──────── Exercise material ────────
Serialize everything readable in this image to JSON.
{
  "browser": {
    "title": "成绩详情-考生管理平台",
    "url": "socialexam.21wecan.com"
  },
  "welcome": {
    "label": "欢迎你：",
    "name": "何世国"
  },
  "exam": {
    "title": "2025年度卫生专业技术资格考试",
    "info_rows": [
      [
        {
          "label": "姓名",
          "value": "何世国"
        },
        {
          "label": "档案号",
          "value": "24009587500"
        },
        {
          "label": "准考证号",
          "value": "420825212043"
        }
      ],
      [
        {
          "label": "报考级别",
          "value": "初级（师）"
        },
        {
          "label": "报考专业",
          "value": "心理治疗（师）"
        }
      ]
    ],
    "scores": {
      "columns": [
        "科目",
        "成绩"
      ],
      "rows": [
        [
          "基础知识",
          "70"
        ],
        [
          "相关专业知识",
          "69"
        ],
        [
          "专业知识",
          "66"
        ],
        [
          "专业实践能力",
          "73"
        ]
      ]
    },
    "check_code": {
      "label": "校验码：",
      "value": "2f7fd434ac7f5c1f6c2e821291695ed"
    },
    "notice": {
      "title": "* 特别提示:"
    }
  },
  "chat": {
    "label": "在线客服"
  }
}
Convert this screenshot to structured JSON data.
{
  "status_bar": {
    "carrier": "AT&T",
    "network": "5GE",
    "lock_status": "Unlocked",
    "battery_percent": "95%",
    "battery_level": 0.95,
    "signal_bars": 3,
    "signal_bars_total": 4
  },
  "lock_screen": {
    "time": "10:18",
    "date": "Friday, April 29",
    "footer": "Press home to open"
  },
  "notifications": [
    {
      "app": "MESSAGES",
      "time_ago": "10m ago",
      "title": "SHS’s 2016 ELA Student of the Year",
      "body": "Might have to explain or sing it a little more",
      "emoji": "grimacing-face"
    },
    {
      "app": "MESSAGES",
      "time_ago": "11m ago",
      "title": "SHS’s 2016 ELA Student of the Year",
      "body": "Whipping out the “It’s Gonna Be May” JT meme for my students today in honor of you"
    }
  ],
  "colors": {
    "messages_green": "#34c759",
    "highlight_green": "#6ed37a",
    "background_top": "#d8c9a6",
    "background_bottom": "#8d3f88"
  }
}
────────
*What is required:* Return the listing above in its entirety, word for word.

*Answer section:*
Serialize everything readable in this image to JSON.
{
  "browser": {
    "title": "成绩详情-考生管理平台",
    "url": "socialexam.21wecan.com"
  },
  "welcome": {
    "label": "欢迎你：",
    "name": "何世国"
  },
  "exam": {
    "title": "2025年度卫生专业技术资格考试",
    "info_rows": [
      [
        {
          "label": "姓名",
          "value": "何世国"
        },
        {
          "label": "档案号",
          "value": "24009587500"
        },
        {
          "label": "准考证号",
          "value": "420825212043"
        }
      ],
      [
        {
          "label": "报考级别",
          "value": "初级（师）"
        },
        {
          "label": "报考专业",
          "value": "心理治疗（师）"
        }
      ]
    ],
    "scores": {
      "columns": [
        "科目",
        "成绩"
      ],
      "rows": [
        [
          "基础知识",
          "70"
        ],
        [
          "相关专业知识",
          "69"
        ],
        [
          "专业知识",
          "66"
        ],
        [
          "专业实践能力",
          "73"
        ]
      ]
    },
    "check_code": {
      "label": "校验码：",
      "value": "2f7fd434ac7f5c1f6c2e821291695ed"
    },
    "notice": {
      "title": "* 特别提示:"
    }
  },
  "chat": {
    "label": "在线客服"
  }
}
Convert this screenshot to structured JSON data.
{
  "status_bar": {
    "carrier": "AT&T",
    "network": "5GE",
    "lock_status": "Unlocked",
    "battery_percent": "95%",
    "battery_level": 0.95,
    "signal_bars": 3,
    "signal_bars_total": 4
  },
  "lock_screen": {
    "time": "10:18",
    "date": "Friday, April 29",
    "footer": "Press home to open"
  },
  "notifications": [
    {
      "app": "MESSAGES",
      "time_ago": "10m ago",
      "title": "SHS’s 2016 ELA Student of the Year",
      "body": "Might have to explain or sing it a little more",
      "emoji": "grimacing-face"
    },
    {
      "app": "MESSAGES",
      "time_ago": "11m ago",
      "title": "SHS’s 2016 ELA Student of the Year",
      "body": "Whipping out the “It’s Gonna Be May” JT meme for my students today in honor of you"
    }
  ],
  "colors": {
    "messages_green": "#34c759",
    "highlight_green": "#6ed37a",
    "background_top": "#d8c9a6",
    "background_bottom": "#8d3f88"
  }
}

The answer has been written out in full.